“We are kind of talking about education be we have to address the things that have been happening and how the kids have been affected by everything,” said CRJ steering Committee member Robbie Jones.
She said the organization remains steadfast in its plans despite the threat of more protests.
“We just don’t want to be run out of our city or told that we can’t normally do what we do in our city,” she said.
She said CRJ has had meetings with the police department, city staff and the city attorney’s office to discuss options for addressing deliberately disruptive protests. She said discussions are ongoing with the police and staff but she felt the city could do more to address the issue.
“In other places they’re finding ways, creative ways, to prevent them from disrupting their city but I didn’t see that happening in our city,” she said.
Mayor Ted Winterer and Mayor Pro Tem Gleam Davis released a letter this week addressing the Charlottesville protests and the national mood.
“We speak for our colleagues on the City Council, our City staff and the vast majority in our community to reaffirm that Santa Monica fervently supports the equitable treatment of all people — regardless of race, cultural background, age, citizenship, gender or sexual orientation,” they said.
Winterer said the Council will listen to the Police Department when it comes to the legality of regulating free speech but said the city’s leadership has no tolerance for coercion or violence.
“The Santa Monica City Council is alarmed by the events at CRJ meetings in July and August,” he said. “The safety of our community is always our number one concern as is promoting inclusion and diversity. We pay deference to the Santa Monica Police Department to provide counsel and support.”
Public Information Officer Constance Farrell said the city is working with CRJ to help plan safe meetings.
“City Hall has been steadfast in protecting First Amendment Rights and our public spaces have frequently been used for peaceful protests and rallies,” she said. “We are equally steadfast in protecting our community from violence of any kind.”
Elected officials at the city, state and federal level have released statements regarding the state of the nation and the protests in Charlottesville.
“The neo-Nazi, white supremacist rally in Charlottesville and its aftermath have left many of us feeling anger, sadness, and fear. The rally organizers’ ideology of anti-Semitism and racism and the resulting violence from these repugnant views are unequivocally abhorrent,” said State Senator Ben Allen.
Allen said the emboldened movements are likely to choose locations like Santa Monica that have a reputation for supporting progressive causes as the site of future protests.
“It’s disappointing, and annoying to have them come into our town to try to bring their hate filled antagonistic, uncivil message, but we’re going to be bigger than that, we’re going to stand up to their BS,” he said.
He said it’s especially frustrating when local entities have to contend with outside agitators.
“There maybe one or two who do live nearby but in general it still appears pretty clear it’s people coming from outside our community to create provocation and disturbance,” he said.
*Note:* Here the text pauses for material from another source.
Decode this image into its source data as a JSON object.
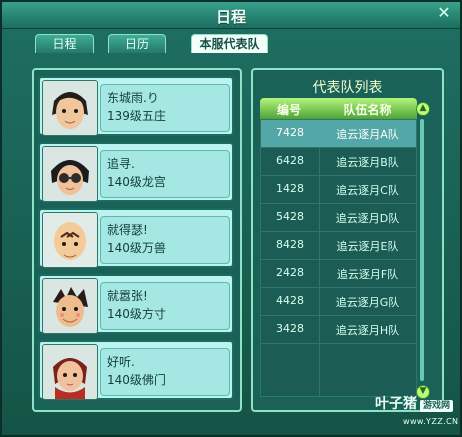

He said the best response is peaceful, nonviolent, civil dignified opposition. That can include attending rallies, participating in forums or choosing not to dignify offensive messages with a response.
Jones said CRJ is willing to listen to people who come with different ideas, but it won’t let its events become a forum for offensive behavior.
“If you come in good faith and with good, common decency, then sit down and let’s talk, that’s fine, but not to disrupt,” she said.